As business rates revaluation is a regular exercise every five years, no impact assessment is carried out in preparation. However, an impact assessment of the transitional arrangements for the 2010 business rates revaluation will be published shortly, alongside a consultation document setting out the Government’s proposals for a transitional relief scheme.
I am grateful to the Minister for that answer, and I am sure businesses will be grateful too. In a recent survey that I conducted in Beckenham, 46 per cent. of small businesses said that they needed help already with business rates. Given that the threshold for the supplementary business rate is only £50,000, and the effect that that will have on small businesses, does the Minister agree that a revision of that level should be included, otherwise the Government will be accused of sneakily increasing the burden on small businesses?
In fact, the small business rate relief scheme is extremely effective. Overall, the assistance to businesses has been about £260 million in the past year. That is something that we introduced alongside a range of other measures to assist businesses during these difficult economic times, very often in the teeth of opposition from the Conservative party.
No one in the House can be unaware of the difficulty of imposing additional costs on small businesses, in particular at this time. The other side of that, of course, is that businesses continue to make demands on local services, especially the emergency services—fire and police—and especially where premises may be empty for whatever reason. So whatever else happens in the present exercise, will the Minister ensure that while protecting the interests and the balance sheets of small companies, local authorities are properly compensated for any income forgone as a result of that effort to protect small businesses?
My hon. Friend makes an important point. Some £20 billion in business rates is collected and distributed to local authorities around the country. Given that the business rate increase is based on the retail prices index and that there was a spike from last September, we are introducing the transitional rate relief this year in order to ensure that there is not a big impact on businesses, while maintaining the income to the local authorities.
This year business rate tax rises were so unaffordable that Ministers have had to introduce an emergency rates deferral scheme. Next year’s revaluation could see thousands more struggling businesses hit again, just because of their location. If, in 2005, 700,000 properties saw their rateable values rise by 20 per cent. or more, how many businesses need to lose out in the 2010 revaluation before Ministers decide that their formula does more harm than good? If Ministers are not going to assess that impact, why not?
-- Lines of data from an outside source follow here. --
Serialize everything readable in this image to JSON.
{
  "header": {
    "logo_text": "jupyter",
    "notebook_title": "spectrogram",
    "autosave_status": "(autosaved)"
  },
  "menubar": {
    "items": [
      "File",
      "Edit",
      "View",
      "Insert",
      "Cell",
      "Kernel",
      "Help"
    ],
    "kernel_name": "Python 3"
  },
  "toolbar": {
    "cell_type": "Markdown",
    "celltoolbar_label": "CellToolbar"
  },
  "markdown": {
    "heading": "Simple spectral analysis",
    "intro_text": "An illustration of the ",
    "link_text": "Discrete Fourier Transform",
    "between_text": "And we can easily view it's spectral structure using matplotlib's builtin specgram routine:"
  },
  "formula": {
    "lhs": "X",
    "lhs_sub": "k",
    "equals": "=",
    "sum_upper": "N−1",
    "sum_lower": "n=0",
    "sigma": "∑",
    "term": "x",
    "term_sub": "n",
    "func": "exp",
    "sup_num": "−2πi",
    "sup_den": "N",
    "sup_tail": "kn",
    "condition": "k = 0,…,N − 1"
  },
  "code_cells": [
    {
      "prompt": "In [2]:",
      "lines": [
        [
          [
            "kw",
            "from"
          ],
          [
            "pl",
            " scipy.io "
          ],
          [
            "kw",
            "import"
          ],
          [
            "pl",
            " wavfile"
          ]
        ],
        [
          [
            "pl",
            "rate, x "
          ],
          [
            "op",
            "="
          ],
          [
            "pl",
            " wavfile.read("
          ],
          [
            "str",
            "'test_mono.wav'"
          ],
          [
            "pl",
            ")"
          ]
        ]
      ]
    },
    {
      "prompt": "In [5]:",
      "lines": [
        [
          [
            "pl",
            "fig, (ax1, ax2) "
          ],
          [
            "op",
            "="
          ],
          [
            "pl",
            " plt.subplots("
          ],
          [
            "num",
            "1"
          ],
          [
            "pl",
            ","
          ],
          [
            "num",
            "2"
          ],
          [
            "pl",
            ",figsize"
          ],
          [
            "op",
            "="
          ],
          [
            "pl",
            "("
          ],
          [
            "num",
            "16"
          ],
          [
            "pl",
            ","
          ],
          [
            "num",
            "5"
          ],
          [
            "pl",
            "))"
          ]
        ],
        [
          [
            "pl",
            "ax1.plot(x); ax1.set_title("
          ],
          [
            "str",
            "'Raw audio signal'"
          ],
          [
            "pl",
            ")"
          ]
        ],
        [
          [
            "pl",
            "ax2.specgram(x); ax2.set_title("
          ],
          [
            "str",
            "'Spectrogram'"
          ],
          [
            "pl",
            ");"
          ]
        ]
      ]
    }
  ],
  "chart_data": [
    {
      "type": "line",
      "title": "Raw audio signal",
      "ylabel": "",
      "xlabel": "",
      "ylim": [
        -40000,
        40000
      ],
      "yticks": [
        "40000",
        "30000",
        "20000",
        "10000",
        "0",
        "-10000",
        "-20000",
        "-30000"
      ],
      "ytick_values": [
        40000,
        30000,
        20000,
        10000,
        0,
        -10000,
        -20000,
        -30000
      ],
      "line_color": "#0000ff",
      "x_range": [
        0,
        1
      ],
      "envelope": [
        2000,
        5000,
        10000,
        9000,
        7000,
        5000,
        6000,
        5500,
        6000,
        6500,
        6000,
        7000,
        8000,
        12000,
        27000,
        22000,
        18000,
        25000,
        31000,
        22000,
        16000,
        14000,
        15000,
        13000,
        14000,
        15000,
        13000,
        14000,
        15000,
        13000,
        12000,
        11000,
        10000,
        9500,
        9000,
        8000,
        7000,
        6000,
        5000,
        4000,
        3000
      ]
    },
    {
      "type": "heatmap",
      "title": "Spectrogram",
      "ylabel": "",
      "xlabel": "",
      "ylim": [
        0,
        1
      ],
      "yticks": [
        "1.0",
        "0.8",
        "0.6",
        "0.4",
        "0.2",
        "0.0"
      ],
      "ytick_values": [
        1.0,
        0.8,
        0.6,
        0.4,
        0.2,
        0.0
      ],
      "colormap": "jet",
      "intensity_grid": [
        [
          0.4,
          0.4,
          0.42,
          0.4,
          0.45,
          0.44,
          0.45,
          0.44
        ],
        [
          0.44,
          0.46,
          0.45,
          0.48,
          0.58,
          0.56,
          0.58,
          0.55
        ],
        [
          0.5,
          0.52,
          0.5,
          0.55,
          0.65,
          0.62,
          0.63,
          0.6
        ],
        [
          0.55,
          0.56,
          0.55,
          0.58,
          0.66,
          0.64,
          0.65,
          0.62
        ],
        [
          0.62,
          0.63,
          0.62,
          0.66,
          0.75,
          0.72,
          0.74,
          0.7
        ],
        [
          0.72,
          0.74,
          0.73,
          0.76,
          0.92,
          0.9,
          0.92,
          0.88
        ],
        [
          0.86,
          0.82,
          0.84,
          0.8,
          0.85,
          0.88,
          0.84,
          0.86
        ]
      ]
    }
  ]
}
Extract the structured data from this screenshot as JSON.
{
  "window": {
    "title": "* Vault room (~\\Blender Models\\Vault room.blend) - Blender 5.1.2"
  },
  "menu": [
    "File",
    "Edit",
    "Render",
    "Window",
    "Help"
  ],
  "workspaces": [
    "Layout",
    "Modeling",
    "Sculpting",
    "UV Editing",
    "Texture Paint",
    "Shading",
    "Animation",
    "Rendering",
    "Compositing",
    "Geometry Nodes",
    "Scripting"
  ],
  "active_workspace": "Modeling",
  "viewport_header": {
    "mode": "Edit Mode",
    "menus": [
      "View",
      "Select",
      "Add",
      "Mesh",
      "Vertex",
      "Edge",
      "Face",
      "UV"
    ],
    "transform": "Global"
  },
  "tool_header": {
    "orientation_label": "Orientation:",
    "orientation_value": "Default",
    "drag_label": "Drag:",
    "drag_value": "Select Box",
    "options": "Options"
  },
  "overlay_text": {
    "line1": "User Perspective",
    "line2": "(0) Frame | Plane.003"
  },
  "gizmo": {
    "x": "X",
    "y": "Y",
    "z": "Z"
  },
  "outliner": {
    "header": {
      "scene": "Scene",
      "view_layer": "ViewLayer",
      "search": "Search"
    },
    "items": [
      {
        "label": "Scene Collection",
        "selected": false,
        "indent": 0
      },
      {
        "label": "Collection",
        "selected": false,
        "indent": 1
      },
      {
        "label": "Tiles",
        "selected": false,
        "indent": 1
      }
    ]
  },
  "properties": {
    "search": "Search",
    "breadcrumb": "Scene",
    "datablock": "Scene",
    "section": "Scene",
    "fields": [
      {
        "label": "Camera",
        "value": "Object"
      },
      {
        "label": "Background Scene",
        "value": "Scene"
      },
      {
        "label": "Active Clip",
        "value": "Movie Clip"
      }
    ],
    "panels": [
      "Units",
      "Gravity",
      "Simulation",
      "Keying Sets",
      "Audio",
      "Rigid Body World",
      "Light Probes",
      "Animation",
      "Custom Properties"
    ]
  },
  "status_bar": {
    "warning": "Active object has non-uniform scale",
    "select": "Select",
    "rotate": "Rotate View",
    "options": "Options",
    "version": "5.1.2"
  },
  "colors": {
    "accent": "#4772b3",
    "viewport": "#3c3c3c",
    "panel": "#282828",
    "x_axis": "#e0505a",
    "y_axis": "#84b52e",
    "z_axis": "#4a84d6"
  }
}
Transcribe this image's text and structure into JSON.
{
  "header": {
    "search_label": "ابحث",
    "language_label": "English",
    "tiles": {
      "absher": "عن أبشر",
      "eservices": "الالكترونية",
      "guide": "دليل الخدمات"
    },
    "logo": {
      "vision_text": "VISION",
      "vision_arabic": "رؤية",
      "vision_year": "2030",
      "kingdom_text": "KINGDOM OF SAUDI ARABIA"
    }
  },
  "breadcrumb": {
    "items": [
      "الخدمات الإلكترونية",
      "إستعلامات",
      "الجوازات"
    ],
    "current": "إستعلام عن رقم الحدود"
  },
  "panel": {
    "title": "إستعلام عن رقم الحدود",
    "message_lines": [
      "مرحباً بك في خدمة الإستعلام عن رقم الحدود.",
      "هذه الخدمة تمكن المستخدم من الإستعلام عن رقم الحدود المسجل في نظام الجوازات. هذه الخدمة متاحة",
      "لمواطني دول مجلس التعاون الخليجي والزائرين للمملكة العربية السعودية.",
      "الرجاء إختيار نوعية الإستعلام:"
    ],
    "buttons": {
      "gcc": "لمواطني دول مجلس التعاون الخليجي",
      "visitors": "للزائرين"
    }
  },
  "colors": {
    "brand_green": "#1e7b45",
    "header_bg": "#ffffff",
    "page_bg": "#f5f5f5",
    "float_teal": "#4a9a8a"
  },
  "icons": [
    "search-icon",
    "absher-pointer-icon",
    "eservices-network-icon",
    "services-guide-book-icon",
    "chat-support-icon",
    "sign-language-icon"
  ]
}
The hon. Lady made the same point in a recent debate. She still does not seem to understand that the system is based on legislation that was introduced by the previous Administration, and is based on a formula whereby business rates increase by the RPI. There is overall no greater collection of the business rates. It occurs to me that the hon. Lady has never said in any of her contributions what she would do. She knows how the system works, yet she comes up with nothing but empty accusations, and no plans whatever for the future.